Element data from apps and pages
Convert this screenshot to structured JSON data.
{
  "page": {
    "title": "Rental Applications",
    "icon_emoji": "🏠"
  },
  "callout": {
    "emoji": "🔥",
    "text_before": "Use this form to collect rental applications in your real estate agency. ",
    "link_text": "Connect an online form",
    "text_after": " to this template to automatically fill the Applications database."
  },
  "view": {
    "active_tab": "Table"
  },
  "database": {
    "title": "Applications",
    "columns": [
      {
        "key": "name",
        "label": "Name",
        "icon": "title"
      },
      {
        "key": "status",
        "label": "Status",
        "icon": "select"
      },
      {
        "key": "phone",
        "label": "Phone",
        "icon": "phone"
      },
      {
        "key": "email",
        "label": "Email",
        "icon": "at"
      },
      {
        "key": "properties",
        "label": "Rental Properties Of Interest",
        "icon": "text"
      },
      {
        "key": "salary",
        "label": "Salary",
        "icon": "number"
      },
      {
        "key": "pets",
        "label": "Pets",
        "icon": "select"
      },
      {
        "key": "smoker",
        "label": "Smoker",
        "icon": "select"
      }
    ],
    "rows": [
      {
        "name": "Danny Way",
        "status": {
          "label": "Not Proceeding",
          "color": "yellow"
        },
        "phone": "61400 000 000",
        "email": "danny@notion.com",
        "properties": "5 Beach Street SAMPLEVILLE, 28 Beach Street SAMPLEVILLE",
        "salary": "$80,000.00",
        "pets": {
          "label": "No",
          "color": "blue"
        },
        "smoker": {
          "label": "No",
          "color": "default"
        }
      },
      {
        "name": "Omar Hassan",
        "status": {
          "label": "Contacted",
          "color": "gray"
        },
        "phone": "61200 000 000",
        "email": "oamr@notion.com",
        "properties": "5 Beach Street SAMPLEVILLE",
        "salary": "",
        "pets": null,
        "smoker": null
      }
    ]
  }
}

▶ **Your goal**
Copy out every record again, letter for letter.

▶ **Response area**
Convert this screenshot to structured JSON data.
{
  "page": {
    "title": "Rental Applications",
    "icon_emoji": "🏠"
  },
  "callout": {
    "emoji": "🔥",
    "text_before": "Use this form to collect rental applications in your real estate agency. ",
    "link_text": "Connect an online form",
    "text_after": " to this template to automatically fill the Applications database."
  },
  "view": {
    "active_tab": "Table"
  },
  "database": {
    "title": "Applications",
    "columns": [
      {
        "key": "name",
        "label": "Name",
        "icon": "title"
      },
      {
        "key": "status",
        "label": "Status",
        "icon": "select"
      },
      {
        "key": "phone",
        "label": "Phone",
        "icon": "phone"
      },
      {
        "key": "email",
        "label": "Email",
        "icon": "at"
      },
      {
        "key": "properties",
        "label": "Rental Properties Of Interest",
        "icon": "text"
      },
      {
        "key": "salary",
        "label": "Salary",
        "icon": "number"
      },
      {
        "key": "pets",
        "label": "Pets",
        "icon": "select"
      },
      {
        "key": "smoker",
        "label": "Smoker",
        "icon": "select"
      }
    ],
    "rows": [
      {
        "name": "Danny Way",
        "status": {
          "label": "Not Proceeding",
          "color": "yellow"
        },
        "phone": "61400 000 000",
        "email": "danny@notion.com",
        "properties": "5 Beach Street SAMPLEVILLE, 28 Beach Street SAMPLEVILLE",
        "salary": "$80,000.00",
        "pets": {
          "label": "No",
          "color": "blue"
        },
        "smoker": {
          "label": "No",
          "color": "default"
        }
      },
      {
        "name": "Omar Hassan",
        "status": {
          "label": "Contacted",
          "color": "gray"
        },
        "phone": "61200 000 000",
        "email": "oamr@notion.com",
        "properties": "5 Beach Street SAMPLEVILLE",
        "salary": "",
        "pets": null,
        "smoker": null
      }
    ]
  }
}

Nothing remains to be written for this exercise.